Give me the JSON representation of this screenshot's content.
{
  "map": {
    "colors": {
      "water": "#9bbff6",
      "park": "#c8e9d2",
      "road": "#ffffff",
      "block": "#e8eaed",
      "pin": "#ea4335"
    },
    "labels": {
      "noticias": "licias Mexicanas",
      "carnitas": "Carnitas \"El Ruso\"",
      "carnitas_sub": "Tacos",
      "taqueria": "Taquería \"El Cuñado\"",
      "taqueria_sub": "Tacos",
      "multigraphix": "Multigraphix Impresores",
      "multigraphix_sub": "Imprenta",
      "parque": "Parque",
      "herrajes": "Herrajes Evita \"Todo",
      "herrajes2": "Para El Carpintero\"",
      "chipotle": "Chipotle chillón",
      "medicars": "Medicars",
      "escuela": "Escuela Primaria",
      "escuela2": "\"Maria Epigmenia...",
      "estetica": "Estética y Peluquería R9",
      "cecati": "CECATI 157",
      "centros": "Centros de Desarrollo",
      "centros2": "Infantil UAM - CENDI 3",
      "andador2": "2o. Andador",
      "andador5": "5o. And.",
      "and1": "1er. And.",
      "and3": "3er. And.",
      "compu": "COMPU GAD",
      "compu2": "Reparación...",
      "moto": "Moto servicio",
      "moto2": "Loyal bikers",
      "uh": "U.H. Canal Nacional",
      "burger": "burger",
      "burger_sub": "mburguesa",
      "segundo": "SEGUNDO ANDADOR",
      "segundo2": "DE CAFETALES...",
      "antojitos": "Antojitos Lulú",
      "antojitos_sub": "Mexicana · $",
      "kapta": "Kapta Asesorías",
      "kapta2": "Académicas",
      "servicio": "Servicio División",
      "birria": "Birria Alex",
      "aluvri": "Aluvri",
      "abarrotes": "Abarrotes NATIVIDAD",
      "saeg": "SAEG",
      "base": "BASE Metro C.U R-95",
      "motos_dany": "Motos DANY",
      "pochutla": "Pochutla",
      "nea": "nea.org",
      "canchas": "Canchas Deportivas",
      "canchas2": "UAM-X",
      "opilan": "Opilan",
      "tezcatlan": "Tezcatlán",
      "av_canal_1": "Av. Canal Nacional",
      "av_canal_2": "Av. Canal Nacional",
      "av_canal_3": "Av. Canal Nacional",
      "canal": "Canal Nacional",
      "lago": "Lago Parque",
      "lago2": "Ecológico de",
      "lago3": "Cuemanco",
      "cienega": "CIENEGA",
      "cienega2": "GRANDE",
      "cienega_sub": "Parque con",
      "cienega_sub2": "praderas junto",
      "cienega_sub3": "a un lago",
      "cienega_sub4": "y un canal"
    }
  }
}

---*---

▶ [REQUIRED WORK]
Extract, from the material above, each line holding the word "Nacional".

▶ [RESULT]
      "uh": "U.H. Canal Nacional",
      "av_canal_1": "Av. Canal Nacional",
      "av_canal_2": "Av. Canal Nacional",
      "av_canal_3": "Av. Canal Nacional",
      "canal": "Canal Nacional",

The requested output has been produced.